Search the entries below for the word "characters" and copy each line that has it.

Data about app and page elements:
BEGIN

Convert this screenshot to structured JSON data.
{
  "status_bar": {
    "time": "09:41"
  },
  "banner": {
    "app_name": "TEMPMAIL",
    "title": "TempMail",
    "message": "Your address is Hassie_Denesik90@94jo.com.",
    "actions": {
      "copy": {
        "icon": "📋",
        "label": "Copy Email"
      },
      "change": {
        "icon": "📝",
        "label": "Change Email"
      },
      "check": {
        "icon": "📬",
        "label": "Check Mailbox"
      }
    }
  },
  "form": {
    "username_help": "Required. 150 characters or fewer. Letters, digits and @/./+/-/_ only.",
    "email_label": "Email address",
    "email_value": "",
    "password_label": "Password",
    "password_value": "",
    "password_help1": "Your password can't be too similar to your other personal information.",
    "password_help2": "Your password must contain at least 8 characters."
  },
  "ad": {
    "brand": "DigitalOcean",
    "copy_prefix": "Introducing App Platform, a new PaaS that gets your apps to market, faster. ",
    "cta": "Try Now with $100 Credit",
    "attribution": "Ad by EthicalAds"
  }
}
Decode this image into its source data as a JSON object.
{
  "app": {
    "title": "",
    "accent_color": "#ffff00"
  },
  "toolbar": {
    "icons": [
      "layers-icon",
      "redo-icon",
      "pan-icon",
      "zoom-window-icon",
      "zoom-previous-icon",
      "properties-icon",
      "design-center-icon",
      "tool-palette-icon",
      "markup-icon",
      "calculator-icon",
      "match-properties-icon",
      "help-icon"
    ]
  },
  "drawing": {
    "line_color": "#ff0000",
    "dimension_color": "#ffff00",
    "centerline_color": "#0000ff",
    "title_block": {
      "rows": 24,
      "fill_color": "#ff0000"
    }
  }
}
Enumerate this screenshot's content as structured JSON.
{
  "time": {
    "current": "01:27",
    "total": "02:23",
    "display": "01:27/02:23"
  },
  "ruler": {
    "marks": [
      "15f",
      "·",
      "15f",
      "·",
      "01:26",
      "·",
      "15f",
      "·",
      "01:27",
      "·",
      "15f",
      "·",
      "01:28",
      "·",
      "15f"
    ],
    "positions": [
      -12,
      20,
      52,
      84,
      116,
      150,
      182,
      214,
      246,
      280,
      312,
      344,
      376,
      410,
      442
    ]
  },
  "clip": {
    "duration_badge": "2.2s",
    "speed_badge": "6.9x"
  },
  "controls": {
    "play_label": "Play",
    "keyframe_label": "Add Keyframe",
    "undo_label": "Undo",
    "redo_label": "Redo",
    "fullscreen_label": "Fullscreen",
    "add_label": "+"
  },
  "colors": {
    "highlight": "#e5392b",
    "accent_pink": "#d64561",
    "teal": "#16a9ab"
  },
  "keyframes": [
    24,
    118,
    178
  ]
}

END

◆ **SOLUTION FOR THIS PROBLEM**:
    "username_help": "Required. 150 characters or fewer. Letters, digits and @/./+/-/_ only.",
    "password_help2": "Your password must contain at least 8 characters."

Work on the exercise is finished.